“When they work on shapes, they’re looking at, you know, things in nature — where can we find circles in nature?” said Associate Prof. Jennifer Lanter, Human Development and Psychology. “Well, we can find them in tree cookies. Right and we can play with those and stack those and look at those. So we’re building our fine motor skills and gross motor skills, working with that. But we’re also learning our shapes — some of those cognitive pieces as well.”
“I learn about trees and stuff,” said 4K student Oliver. “About nature.”
Added classmate Lily: “Now we know that worms can split in half and still survive. … We were learning and we didn’t even know it.”
From planning to grants and students who work with the kids on site, UW-Green Bay has been an integral part of the 4K program. Multiple majors are involved, embodying the University’s 360° of Learning approach.
“What I enjoy most about working with this program is seeing the 4K students grow,” said senior Education major Matthew Schilling. “On the first day, when I first started way back in February, to where we are now in mid April, they have come a long ways, socially and when it comes to schoolwork and stuff like that. So I think that’s been most rewarding to see that progress.”
Wildlife Sanctuary director Mike Reed, who conceptualized the program, said the partnerships that make it possible are invaluable.

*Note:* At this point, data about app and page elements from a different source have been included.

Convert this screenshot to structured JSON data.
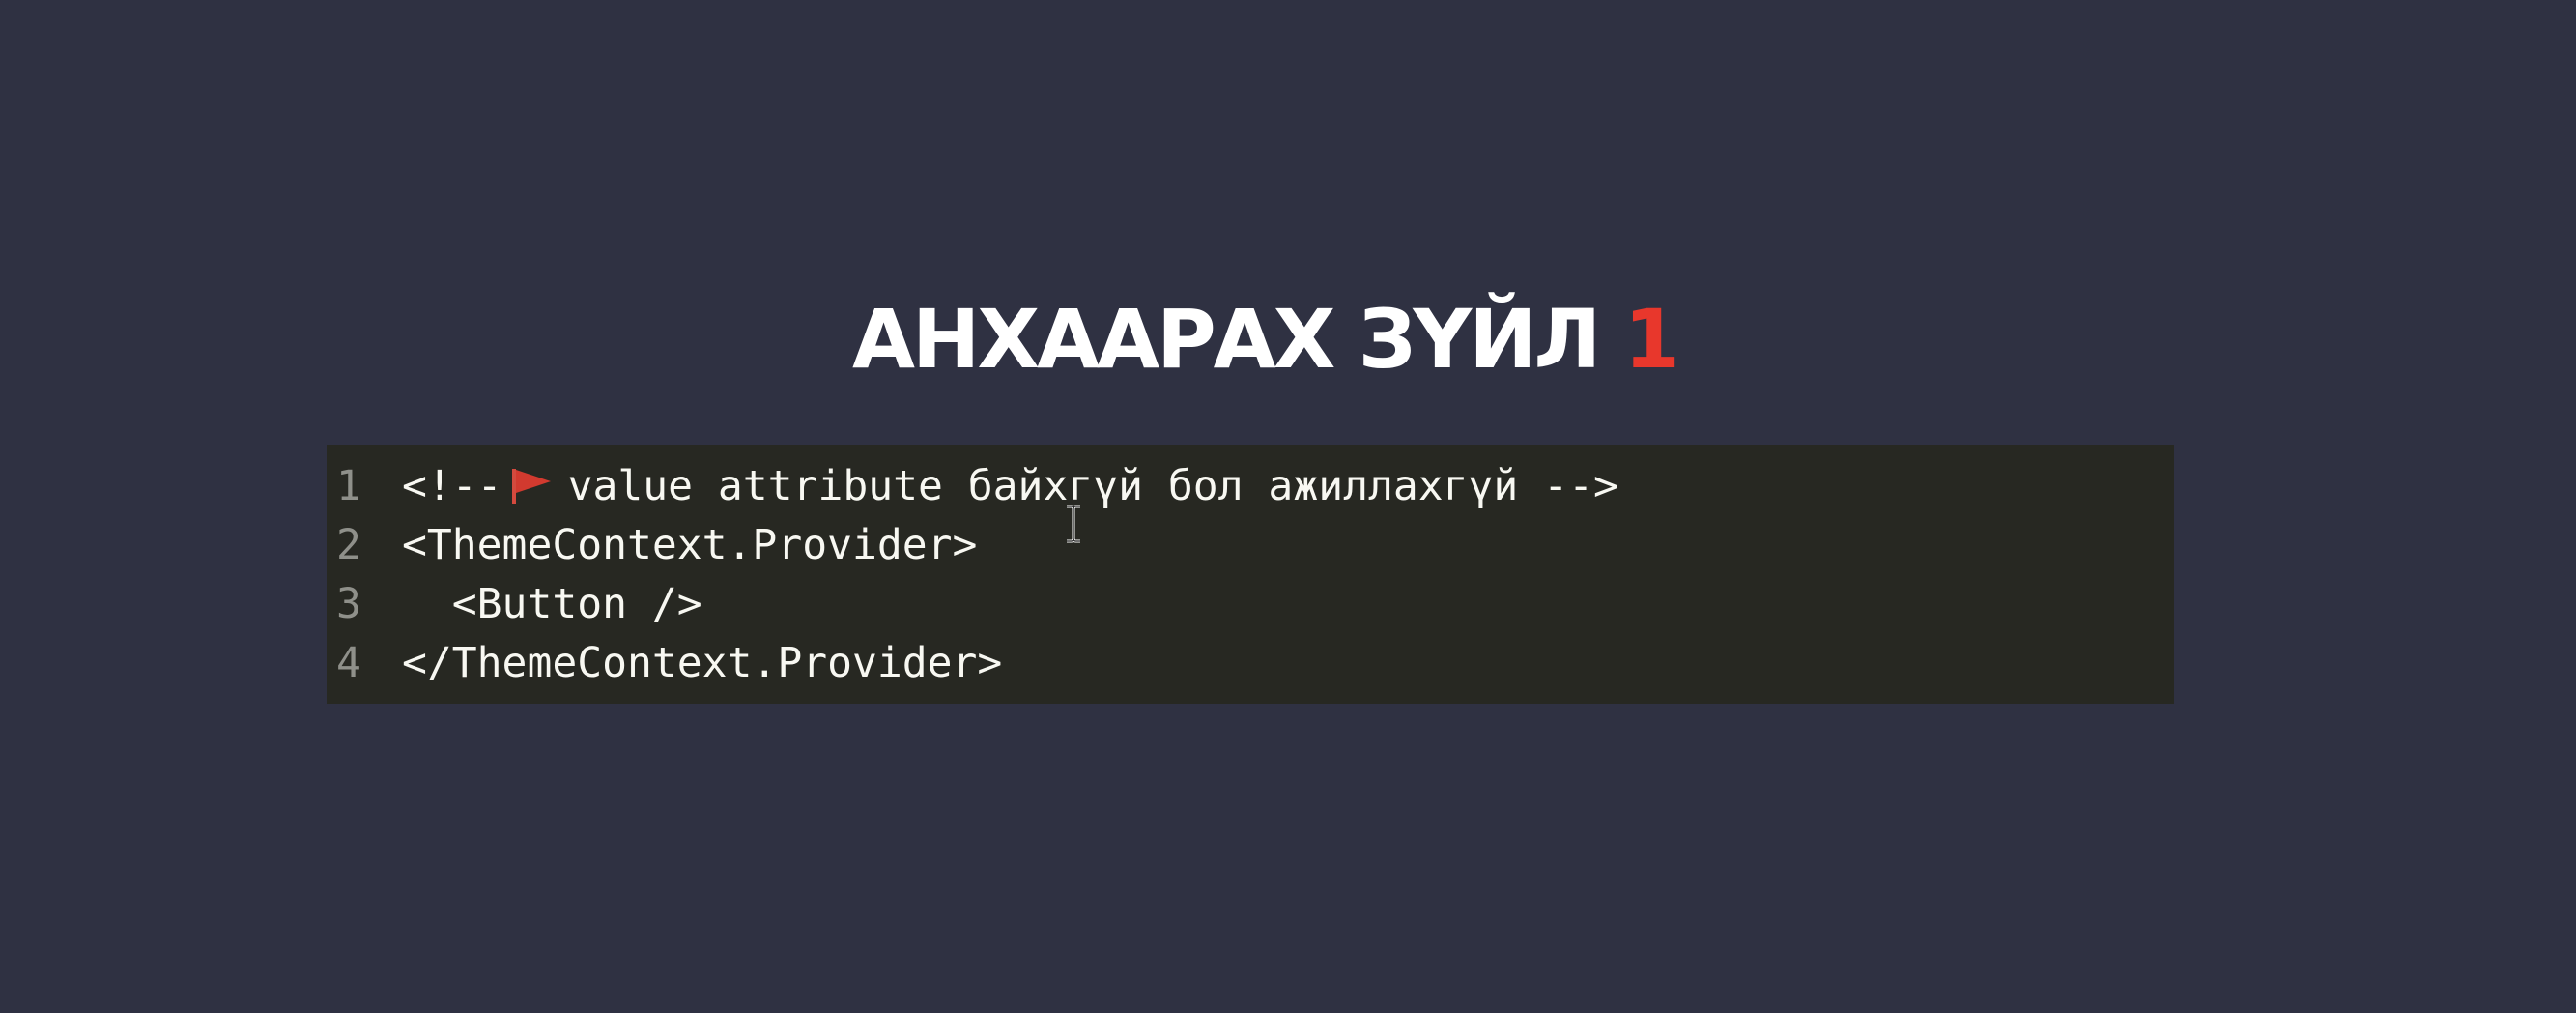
{
  "slide": {
    "title_text": "АНХААРАХ ЗҮЙЛ",
    "title_number": "1",
    "accent_color": "#e8372c"
  },
  "code": {
    "lines": [
      {
        "number": "1",
        "before_icon": "<!--",
        "icon": "red-flag-icon",
        "after_icon": "value attribute байхгүй бол ажиллахгүй -->"
      },
      {
        "number": "2",
        "text": "<ThemeContext.Provider>"
      },
      {
        "number": "3",
        "text": "  <Button />"
      },
      {
        "number": "4",
        "text": "</ThemeContext.Provider>"
      }
    ]
  },
  "cursor": {
    "icon": "text-cursor-icon"
  }
}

“I think that the ability for the partnership with UWGB helped show that there would be the expertise and background available,” Reed said, “that made the school system comfortable with a pilot program like this.
The power of the partnerships — and the program — cuts both ways.
“It’s been a ton of fun,” said Associate Prof. Scott Ashmann, Education. “You can see it just in their eyes and in how they interact with each other, and with nature. It’s really been an incredible program to work with.”
“It’s a great learning opportunity and it allows I think our students to see that learning doesn’t just have to happen in the classroom — but that it can happen in nature too.”
Cool, wet weather have you down? Campus photographer Eric Miller has a fine photo gallery showing UW-Green Bay in all its late May glory. He has flowering trees and shrubs, wildlife including a snapping turtle, great egret and water spider, and a rainy day overview from the Cofrin Library that looks like one of those color-saturated Thomas Kinkade or Terry Redlin landscapes.